- Given data -
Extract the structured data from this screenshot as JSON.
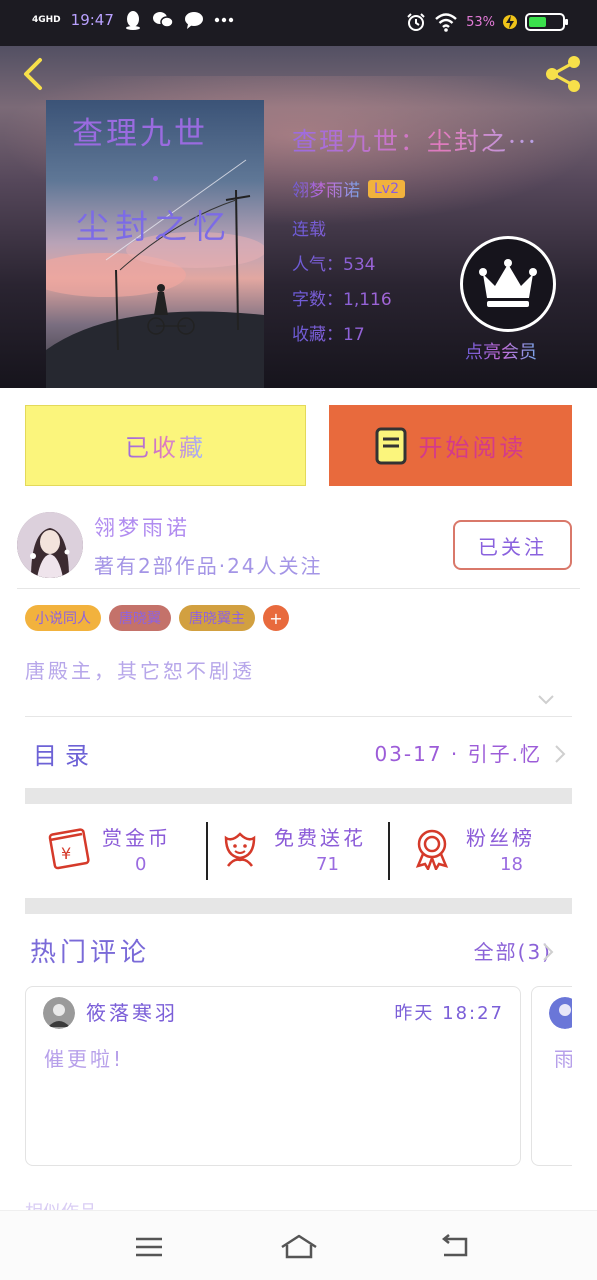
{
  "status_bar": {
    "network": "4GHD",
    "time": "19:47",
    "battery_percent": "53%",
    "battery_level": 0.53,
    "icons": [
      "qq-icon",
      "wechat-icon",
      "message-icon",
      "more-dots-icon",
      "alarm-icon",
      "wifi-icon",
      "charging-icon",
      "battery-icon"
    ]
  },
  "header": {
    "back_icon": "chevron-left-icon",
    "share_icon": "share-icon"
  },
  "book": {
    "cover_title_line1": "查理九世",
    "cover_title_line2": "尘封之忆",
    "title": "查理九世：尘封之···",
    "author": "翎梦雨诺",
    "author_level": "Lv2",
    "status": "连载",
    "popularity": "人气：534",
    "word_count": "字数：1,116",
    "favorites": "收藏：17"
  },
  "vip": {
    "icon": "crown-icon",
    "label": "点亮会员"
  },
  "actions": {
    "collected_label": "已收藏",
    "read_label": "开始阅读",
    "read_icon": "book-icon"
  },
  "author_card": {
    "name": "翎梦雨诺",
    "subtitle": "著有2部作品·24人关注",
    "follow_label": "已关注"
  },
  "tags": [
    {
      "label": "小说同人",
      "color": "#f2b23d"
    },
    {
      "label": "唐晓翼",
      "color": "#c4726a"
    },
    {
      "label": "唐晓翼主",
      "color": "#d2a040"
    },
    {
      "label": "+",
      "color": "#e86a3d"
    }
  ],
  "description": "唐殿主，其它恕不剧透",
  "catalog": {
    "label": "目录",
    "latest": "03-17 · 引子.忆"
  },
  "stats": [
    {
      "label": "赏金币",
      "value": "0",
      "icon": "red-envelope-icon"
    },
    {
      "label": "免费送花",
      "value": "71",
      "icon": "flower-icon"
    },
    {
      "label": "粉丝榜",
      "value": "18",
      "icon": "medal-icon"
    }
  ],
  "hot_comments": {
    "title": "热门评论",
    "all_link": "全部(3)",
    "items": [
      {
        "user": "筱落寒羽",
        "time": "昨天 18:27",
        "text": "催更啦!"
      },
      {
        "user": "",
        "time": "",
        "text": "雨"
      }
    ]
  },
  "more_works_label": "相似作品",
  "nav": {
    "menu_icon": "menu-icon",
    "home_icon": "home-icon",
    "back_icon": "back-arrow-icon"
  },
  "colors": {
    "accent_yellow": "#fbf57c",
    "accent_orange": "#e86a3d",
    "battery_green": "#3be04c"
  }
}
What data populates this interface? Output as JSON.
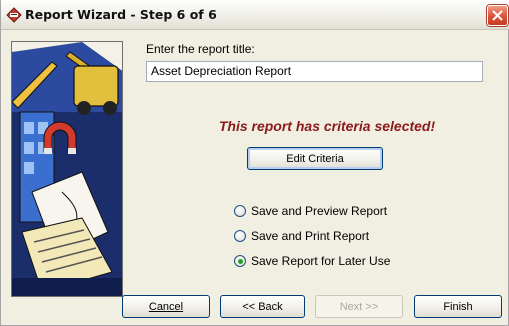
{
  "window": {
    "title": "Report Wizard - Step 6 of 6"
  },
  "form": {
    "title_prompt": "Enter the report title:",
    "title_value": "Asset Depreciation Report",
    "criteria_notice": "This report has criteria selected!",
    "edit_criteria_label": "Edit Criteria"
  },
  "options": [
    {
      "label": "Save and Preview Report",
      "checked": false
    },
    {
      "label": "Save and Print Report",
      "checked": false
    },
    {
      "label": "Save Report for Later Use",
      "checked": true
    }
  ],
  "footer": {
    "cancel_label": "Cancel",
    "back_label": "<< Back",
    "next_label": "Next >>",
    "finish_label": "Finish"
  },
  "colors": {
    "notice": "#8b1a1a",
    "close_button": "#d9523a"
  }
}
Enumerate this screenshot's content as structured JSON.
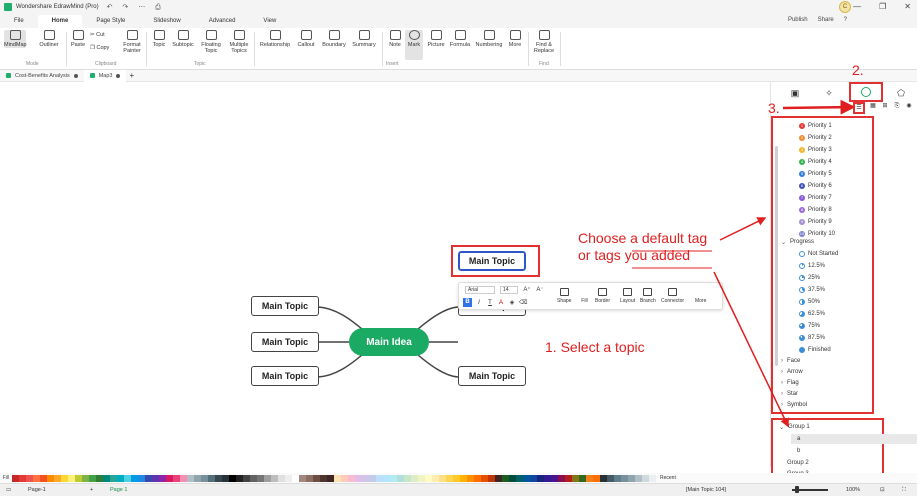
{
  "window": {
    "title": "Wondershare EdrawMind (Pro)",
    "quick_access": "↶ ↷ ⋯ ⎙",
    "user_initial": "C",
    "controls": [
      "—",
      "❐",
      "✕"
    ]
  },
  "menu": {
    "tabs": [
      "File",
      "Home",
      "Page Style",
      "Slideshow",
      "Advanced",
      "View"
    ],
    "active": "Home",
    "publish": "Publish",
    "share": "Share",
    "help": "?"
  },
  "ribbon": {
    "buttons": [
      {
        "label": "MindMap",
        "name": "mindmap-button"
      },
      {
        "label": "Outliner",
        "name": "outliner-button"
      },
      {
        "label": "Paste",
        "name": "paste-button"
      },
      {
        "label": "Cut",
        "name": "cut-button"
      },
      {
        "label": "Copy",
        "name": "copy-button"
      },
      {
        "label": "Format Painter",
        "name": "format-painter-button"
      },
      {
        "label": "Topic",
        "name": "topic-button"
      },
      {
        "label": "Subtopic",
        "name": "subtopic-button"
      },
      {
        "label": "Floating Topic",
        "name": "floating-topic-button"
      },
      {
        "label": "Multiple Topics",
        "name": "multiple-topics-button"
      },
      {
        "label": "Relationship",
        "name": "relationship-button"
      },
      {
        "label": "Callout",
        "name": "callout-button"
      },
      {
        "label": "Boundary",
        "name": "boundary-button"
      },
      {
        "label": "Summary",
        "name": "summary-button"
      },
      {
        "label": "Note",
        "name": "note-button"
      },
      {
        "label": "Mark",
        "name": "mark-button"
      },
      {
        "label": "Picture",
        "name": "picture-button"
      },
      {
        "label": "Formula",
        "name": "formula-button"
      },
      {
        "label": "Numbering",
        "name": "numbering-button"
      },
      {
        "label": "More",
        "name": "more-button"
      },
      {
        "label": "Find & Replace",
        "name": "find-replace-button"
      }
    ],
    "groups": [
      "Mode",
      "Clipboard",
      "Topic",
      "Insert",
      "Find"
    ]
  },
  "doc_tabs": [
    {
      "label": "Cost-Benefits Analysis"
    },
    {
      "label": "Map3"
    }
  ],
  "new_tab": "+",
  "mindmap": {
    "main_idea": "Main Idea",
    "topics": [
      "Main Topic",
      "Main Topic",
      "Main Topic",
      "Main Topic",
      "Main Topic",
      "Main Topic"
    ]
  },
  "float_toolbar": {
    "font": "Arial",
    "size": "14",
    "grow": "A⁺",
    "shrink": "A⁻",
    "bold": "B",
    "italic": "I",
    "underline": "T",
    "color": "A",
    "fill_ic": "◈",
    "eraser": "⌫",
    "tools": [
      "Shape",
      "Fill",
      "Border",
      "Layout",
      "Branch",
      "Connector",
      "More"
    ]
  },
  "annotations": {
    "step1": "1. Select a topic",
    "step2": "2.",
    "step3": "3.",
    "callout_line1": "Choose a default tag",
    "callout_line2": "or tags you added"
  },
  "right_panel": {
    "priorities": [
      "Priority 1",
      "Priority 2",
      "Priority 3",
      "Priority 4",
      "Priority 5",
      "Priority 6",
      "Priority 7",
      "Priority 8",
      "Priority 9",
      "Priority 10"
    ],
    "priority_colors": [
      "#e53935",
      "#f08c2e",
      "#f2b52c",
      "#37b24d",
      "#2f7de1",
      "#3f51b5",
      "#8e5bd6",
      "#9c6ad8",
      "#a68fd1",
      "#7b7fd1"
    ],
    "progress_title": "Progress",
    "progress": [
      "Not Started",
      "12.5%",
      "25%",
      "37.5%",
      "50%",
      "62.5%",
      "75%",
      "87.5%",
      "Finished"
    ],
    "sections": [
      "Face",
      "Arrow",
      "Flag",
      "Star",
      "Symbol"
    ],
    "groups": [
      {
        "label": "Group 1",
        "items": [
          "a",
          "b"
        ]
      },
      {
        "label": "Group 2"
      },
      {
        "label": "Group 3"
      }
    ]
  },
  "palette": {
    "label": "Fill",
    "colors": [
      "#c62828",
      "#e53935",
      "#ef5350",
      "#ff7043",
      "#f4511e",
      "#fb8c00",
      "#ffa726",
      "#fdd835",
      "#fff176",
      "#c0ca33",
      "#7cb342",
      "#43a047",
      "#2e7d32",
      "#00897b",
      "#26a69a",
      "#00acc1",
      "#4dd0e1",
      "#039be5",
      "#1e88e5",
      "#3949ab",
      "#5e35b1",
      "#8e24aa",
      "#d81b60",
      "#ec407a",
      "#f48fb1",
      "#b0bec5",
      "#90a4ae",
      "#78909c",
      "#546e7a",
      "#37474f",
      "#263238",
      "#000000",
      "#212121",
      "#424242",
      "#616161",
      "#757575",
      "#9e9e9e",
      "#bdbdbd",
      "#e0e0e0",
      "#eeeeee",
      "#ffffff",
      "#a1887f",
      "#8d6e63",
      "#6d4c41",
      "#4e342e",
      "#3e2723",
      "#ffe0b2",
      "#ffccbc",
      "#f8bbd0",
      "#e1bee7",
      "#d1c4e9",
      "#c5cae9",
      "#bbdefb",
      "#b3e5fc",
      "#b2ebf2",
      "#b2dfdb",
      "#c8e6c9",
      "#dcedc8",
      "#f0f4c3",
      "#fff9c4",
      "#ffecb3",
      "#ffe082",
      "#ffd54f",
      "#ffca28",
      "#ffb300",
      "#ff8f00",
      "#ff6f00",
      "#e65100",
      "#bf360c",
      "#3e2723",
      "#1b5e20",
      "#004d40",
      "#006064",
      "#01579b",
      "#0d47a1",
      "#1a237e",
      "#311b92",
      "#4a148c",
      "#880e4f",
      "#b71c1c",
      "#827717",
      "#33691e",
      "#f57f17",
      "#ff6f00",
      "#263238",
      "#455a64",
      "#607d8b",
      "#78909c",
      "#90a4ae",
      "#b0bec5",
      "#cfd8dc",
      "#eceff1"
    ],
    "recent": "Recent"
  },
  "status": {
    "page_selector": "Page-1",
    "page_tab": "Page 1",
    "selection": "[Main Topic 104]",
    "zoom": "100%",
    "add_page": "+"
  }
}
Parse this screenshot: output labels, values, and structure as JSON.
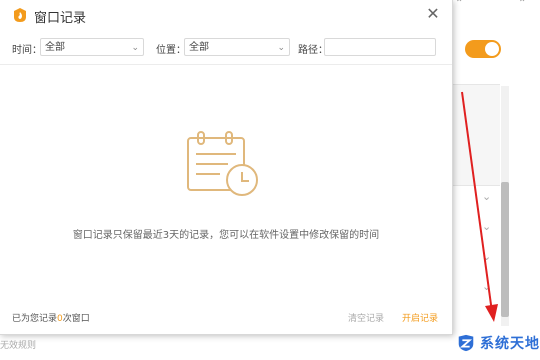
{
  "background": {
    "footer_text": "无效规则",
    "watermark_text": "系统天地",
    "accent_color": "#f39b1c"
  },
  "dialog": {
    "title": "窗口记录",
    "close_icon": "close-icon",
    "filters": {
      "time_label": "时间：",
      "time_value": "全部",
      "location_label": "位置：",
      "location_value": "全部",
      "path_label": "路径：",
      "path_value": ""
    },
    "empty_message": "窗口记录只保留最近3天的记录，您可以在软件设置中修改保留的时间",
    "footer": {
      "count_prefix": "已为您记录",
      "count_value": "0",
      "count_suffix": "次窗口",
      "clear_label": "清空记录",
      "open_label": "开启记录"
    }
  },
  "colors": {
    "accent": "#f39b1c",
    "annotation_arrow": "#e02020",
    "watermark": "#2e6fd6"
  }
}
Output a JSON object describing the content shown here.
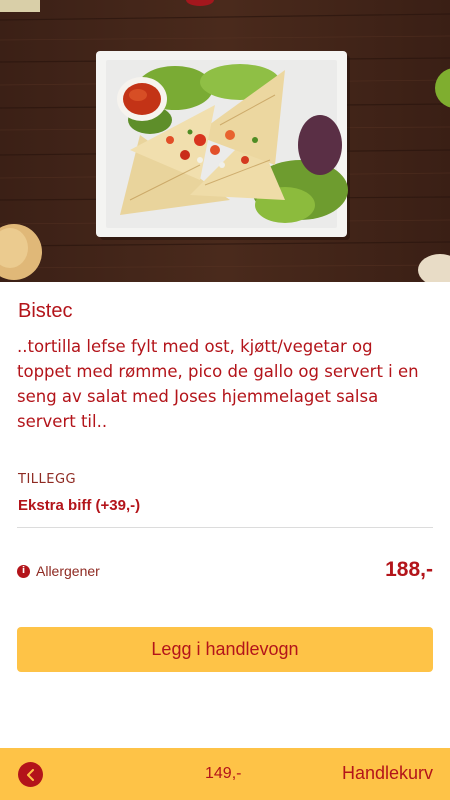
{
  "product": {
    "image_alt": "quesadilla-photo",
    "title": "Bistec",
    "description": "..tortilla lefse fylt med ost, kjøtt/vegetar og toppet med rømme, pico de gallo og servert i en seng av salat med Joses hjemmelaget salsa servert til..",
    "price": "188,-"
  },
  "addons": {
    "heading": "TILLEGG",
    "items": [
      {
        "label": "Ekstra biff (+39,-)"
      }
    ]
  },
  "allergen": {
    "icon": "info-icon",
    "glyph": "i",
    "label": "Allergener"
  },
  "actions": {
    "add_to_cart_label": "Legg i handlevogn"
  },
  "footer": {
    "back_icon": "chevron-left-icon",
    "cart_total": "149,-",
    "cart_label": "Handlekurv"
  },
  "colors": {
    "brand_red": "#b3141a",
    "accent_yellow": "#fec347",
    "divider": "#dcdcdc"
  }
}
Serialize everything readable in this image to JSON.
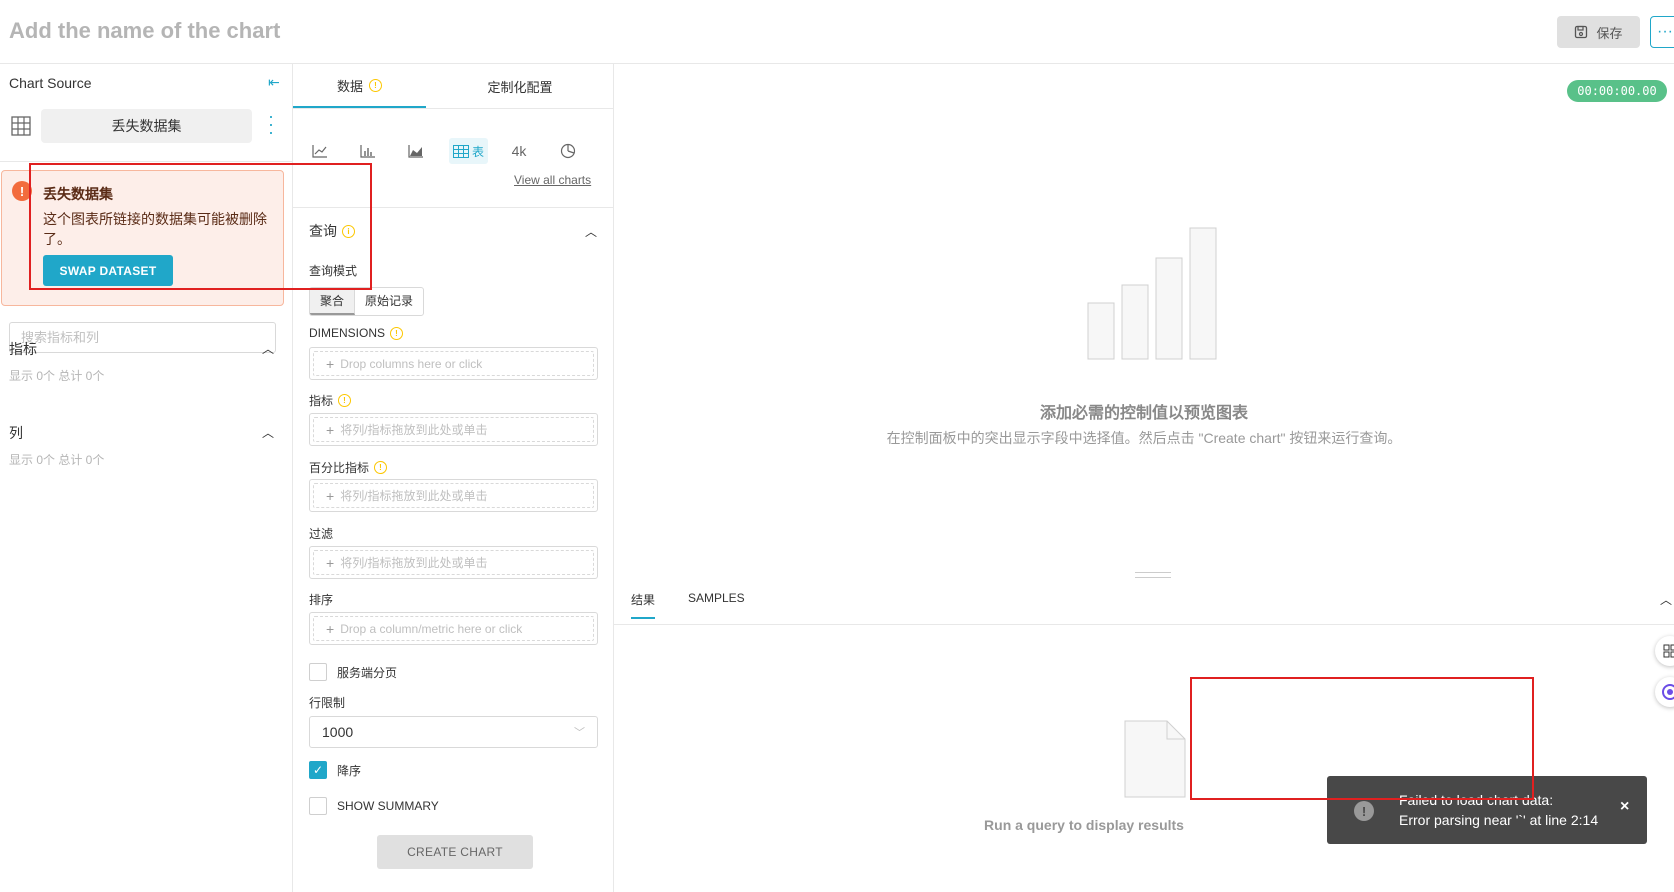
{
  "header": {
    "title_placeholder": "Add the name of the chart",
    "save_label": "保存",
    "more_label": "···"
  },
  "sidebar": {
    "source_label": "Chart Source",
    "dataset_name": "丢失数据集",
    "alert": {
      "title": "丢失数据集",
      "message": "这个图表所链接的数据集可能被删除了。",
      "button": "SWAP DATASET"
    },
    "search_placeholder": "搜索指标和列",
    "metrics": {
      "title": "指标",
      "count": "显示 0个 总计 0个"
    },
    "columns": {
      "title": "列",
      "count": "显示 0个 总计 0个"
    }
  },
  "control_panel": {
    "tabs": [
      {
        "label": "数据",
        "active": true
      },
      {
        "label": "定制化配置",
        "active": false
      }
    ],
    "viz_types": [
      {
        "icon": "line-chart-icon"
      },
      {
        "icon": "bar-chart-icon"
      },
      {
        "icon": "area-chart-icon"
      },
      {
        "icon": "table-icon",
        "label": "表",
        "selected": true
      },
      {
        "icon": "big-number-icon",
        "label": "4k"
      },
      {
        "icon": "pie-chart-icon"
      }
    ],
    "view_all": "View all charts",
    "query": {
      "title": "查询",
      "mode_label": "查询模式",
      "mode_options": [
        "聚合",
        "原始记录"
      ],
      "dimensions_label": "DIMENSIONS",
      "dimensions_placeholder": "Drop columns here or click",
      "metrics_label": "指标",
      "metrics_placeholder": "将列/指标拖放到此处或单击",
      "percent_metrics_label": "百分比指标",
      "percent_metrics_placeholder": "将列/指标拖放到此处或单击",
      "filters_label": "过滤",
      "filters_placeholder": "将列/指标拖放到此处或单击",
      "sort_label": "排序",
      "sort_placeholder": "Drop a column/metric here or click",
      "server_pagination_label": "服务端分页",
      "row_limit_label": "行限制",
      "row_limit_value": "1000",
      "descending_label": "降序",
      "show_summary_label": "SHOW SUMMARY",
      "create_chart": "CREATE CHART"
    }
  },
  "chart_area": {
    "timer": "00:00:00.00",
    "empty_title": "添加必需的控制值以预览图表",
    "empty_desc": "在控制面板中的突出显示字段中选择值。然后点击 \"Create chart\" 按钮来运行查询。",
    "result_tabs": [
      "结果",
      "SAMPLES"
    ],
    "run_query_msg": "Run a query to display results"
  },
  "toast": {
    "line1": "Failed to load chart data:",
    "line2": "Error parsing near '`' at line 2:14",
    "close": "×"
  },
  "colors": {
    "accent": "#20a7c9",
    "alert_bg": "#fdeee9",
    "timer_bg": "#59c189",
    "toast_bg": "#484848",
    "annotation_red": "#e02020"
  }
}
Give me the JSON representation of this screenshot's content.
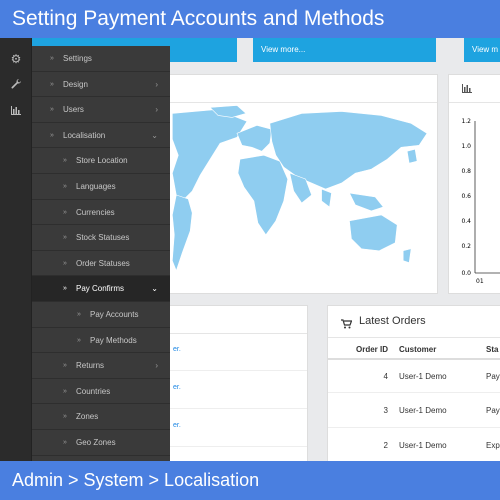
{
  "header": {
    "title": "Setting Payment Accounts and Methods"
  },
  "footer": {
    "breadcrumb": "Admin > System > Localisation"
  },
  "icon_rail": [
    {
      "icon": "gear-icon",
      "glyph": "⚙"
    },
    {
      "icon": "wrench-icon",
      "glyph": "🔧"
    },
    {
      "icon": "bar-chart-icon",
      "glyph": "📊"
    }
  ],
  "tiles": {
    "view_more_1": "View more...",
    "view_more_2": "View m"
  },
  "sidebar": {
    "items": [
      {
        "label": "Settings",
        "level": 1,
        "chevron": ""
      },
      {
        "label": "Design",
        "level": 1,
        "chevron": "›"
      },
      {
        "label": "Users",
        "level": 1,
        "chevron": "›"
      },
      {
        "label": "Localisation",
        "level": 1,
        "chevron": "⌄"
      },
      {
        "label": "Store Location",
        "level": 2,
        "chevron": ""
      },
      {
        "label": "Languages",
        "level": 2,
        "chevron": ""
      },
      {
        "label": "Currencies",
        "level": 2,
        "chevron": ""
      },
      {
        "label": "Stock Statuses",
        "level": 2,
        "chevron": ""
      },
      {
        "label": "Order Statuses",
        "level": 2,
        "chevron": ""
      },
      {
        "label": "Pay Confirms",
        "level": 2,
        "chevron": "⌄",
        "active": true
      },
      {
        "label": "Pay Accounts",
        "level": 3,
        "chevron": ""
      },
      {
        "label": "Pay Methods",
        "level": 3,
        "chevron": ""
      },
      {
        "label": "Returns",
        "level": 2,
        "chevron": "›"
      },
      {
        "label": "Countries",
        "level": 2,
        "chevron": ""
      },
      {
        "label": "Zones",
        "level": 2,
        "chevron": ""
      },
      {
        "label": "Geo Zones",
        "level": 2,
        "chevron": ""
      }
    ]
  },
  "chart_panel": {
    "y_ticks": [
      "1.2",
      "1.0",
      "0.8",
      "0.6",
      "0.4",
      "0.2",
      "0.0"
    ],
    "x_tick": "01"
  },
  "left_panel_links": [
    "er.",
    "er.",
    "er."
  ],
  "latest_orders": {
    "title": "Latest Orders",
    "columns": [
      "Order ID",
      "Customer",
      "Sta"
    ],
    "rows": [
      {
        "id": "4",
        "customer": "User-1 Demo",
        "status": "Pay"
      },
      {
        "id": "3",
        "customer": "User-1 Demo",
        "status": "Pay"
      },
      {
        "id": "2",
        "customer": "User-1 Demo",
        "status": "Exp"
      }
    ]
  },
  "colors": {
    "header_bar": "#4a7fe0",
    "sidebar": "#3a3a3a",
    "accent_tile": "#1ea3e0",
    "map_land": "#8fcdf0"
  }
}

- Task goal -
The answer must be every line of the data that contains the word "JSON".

- Exercise answer -
Extract the structured data from this screenshot as JSON.
What data populates this interface? Output as JSON.
Enumerate this screenshot's content as structured JSON.
Parse this screenshot: output labels, values, and structure as JSON.
Output a JSON object describing the content shown here.
Serialize everything readable in this image to JSON.
Give me the JSON representation of this screenshot's content.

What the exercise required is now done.